Of course, you will still falter still from time to time. I do this all the time, even when there's no conflict. I can dismiss any (or all) of my children at times, prioritising some task or other (maybe even a blog!!) Then I catch myself sometime later at what I am doing, recognise what I've missed and give them my attention, even if it is for another comic-book cartoon. You will never get it perfect, nor is it about being perfect.
These are just my thoughts on how to progress your RP (or even tai chi if you are interested). It is one thing to know the theory. But this is rarely sufficient in my opinion. What is needed is "practice", "time", "hard work" (I said those words would be there), making mistakes (loads and loads of mistakes - tons I tell you), and then learning from them. There are no shortcuts unfortunately. But maybe there's a good side to that.
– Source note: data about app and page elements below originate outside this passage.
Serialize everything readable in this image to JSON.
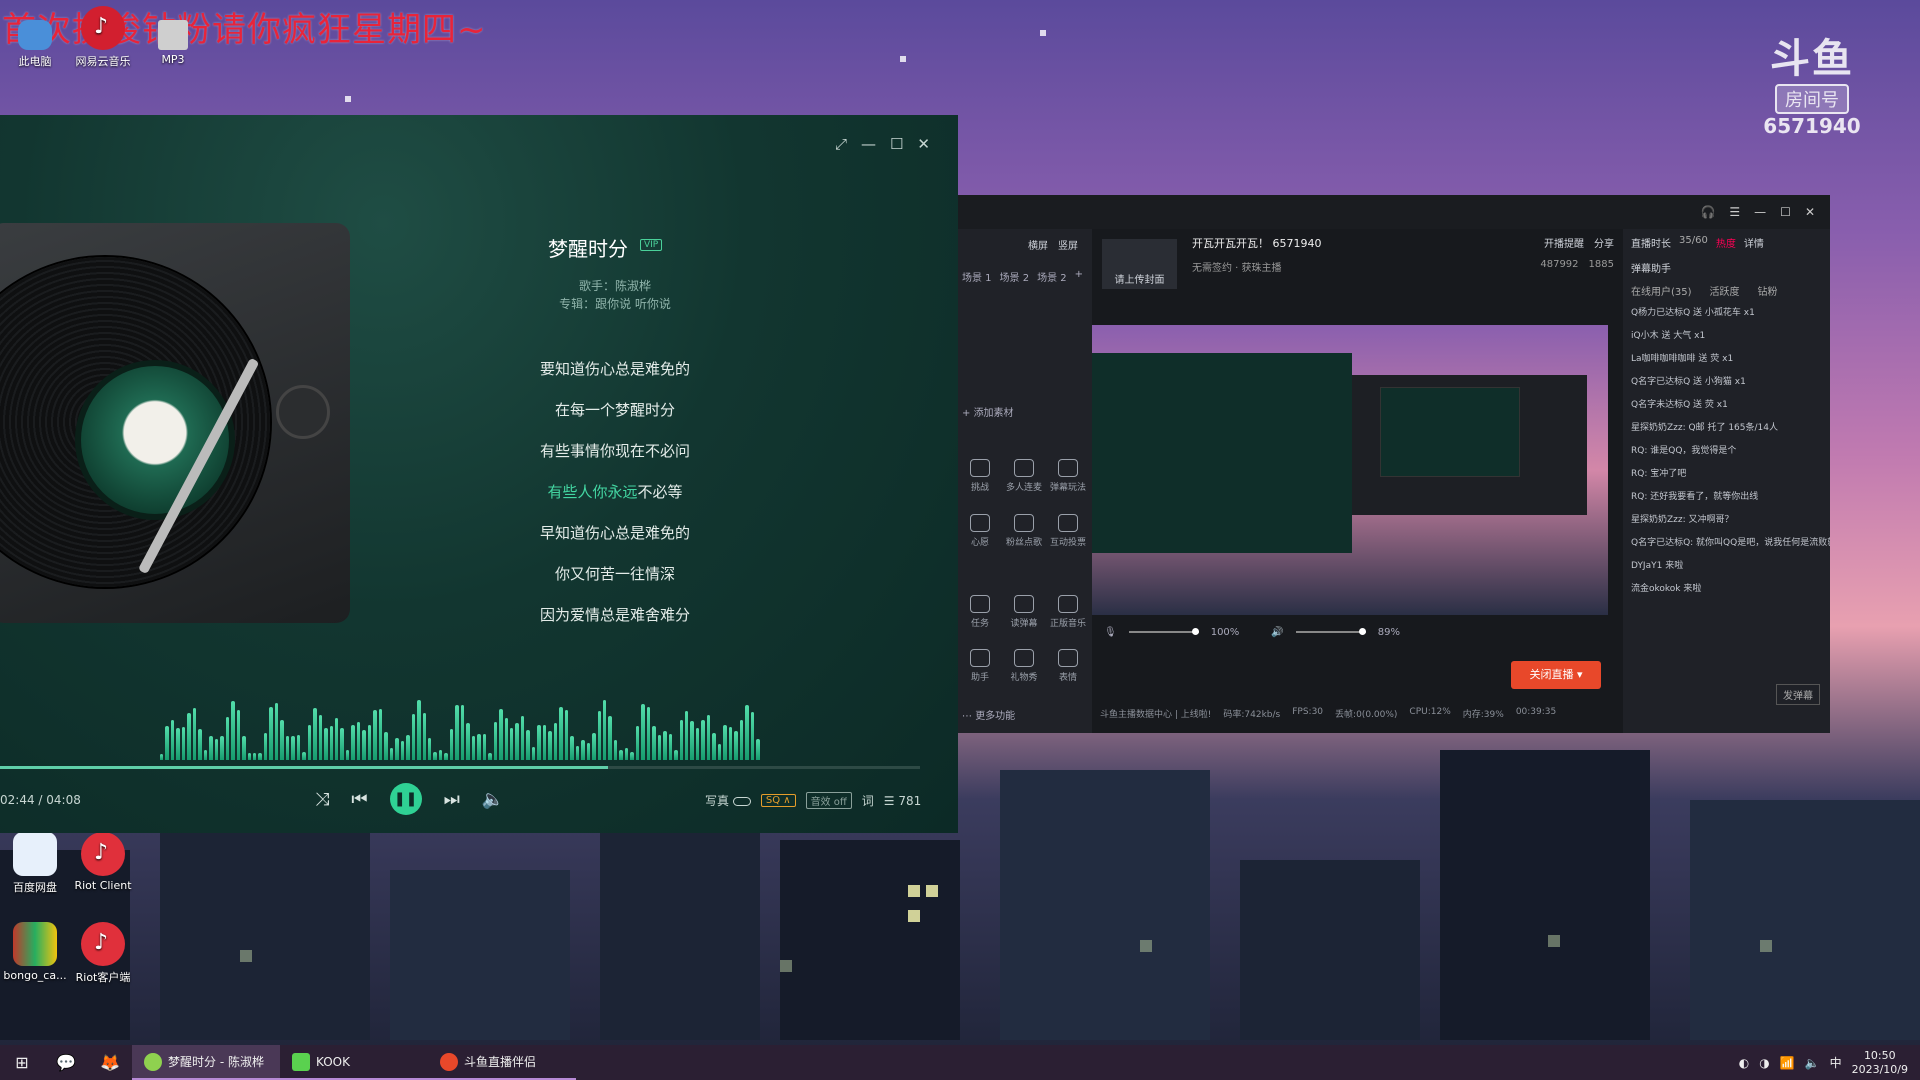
{
  "banner": "首次挑唆钻粉请你疯狂星期四~",
  "desktop": {
    "top_icons": [
      {
        "label": "此电脑"
      },
      {
        "label": "网易云音乐"
      },
      {
        "label": "MP3"
      }
    ],
    "bottom_icons": [
      {
        "label": "百度网盘"
      },
      {
        "label": "Riot Client"
      },
      {
        "label": "bongo_ca..."
      },
      {
        "label": "Riot客户端"
      }
    ]
  },
  "douyu_watermark": {
    "logo": "斗鱼",
    "tag": "房间号",
    "room": "6571940"
  },
  "player": {
    "title": "梦醒时分",
    "vip": "VIP",
    "singer": "歌手：陈淑桦",
    "album": "专辑：跟你说 听你说",
    "lyrics": [
      {
        "text": "要知道伤心总是难免的",
        "hl": ""
      },
      {
        "text": "在每一个梦醒时分",
        "hl": ""
      },
      {
        "text": "有些事情你现在不必问",
        "hl": ""
      },
      {
        "text": "不必等",
        "hl": "有些人你永远"
      },
      {
        "text": "早知道伤心总是难免的",
        "hl": ""
      },
      {
        "text": "你又何苦一往情深",
        "hl": ""
      },
      {
        "text": "因为爱情总是难舍难分",
        "hl": ""
      }
    ],
    "time": "02:44 / 04:08",
    "progress": 0.661,
    "controls": {
      "shuffle": "⤨",
      "prev": "⏮",
      "play": "❚❚",
      "next": "⏭",
      "volume": "🔈"
    },
    "right": {
      "write": "写真",
      "quality": "SQ ∧",
      "effect": "音效 off",
      "lyric_icon": "词",
      "playlist_count": "781"
    }
  },
  "stream": {
    "tabs": [
      "横屏",
      "竖屏"
    ],
    "scenes": [
      "场景 1",
      "场景 2",
      "场景 2"
    ],
    "cover_label": "请上传封面",
    "room_title": "开瓦开瓦开瓦！",
    "room_id": "6571940",
    "contract": "无需签约 · 获珠主播",
    "start_notify": "开播提醒",
    "share": "分享",
    "stat1": "487992",
    "stat2": "1885",
    "add_material": "添加素材",
    "tools": [
      {
        "label": "挑战"
      },
      {
        "label": "多人连麦"
      },
      {
        "label": "弹幕玩法"
      },
      {
        "label": "心愿"
      },
      {
        "label": "粉丝点歌"
      },
      {
        "label": "互动投票"
      },
      {
        "label": "任务"
      },
      {
        "label": "读弹幕"
      },
      {
        "label": "正版音乐"
      },
      {
        "label": "助手"
      },
      {
        "label": "礼物秀"
      },
      {
        "label": "表情"
      }
    ],
    "more": "更多功能",
    "mic_volume": "100%",
    "speaker_volume": "89%",
    "close_live": "关闭直播",
    "status": [
      "斗鱼主播数据中心 | 上线啦!",
      "码率:742kb/s",
      "FPS:30",
      "丢帧:0(0.00%)",
      "CPU:12%",
      "内存:39%",
      "00:39:35"
    ],
    "live_time_label": "直播时长",
    "live_time_val": "35/60",
    "hot": "热度",
    "detail": "详情",
    "assistant": "弹幕助手",
    "right_tabs": [
      "在线用户(35)",
      "活跃度",
      "钻粉"
    ],
    "gifts": [
      "Q杨力已达标Q 送 小孤花车 x1",
      "iQ小木 送 大气 x1",
      "La咖啡咖啡咖啡 送 荧 x1",
      "Q名字已达标Q 送 小狗猫 x1",
      "Q名字未达标Q 送 荧 x1"
    ],
    "chat": [
      "星探奶奶Zzz: Q邮 托了 165条/14人",
      "RQ: 谁是QQ，我觉得是个",
      "RQ: 宝冲了吧",
      "RQ: 还好我要看了，就等你出线",
      "星探奶奶Zzz: 又冲啊哥？",
      "Q名字已达标Q: 就你叫QQ是吧，说我任何是流败就发?",
      "DYJaY1 来啦",
      "流金okokok 来啦"
    ],
    "input_btn": "发弹幕"
  },
  "taskbar": {
    "apps": [
      {
        "label": "梦醒时分 - 陈淑桦"
      },
      {
        "label": "KOOK"
      },
      {
        "label": "斗鱼直播伴侣"
      }
    ],
    "time": "10:50",
    "date": "2023/10/9",
    "ime": "中"
  }
}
If it was easy, everyone would be doing it. What you will learn can set you to be the person who makes a difference in your family, in your school or in your workplace. You are already working hard I'm sure in whatever your endeavours are right now. Why not work hard at something that is proven to make a difference?
That's Restorative Practice
My name is Joe Power and I am the RP development officer for Limerick. I thought I would write about my experiences in developing my own understanding of RP, as well as in trying to spread it across Limerick. The reason for this is that I find that both my own and other people's experiences are remarkably similar and there could well be some opportunity for others to benefit from these thoughts (or ramblings!!). Anyway I hope you gain something from it.
Write something about yourself. No need to be fancy, just an overview.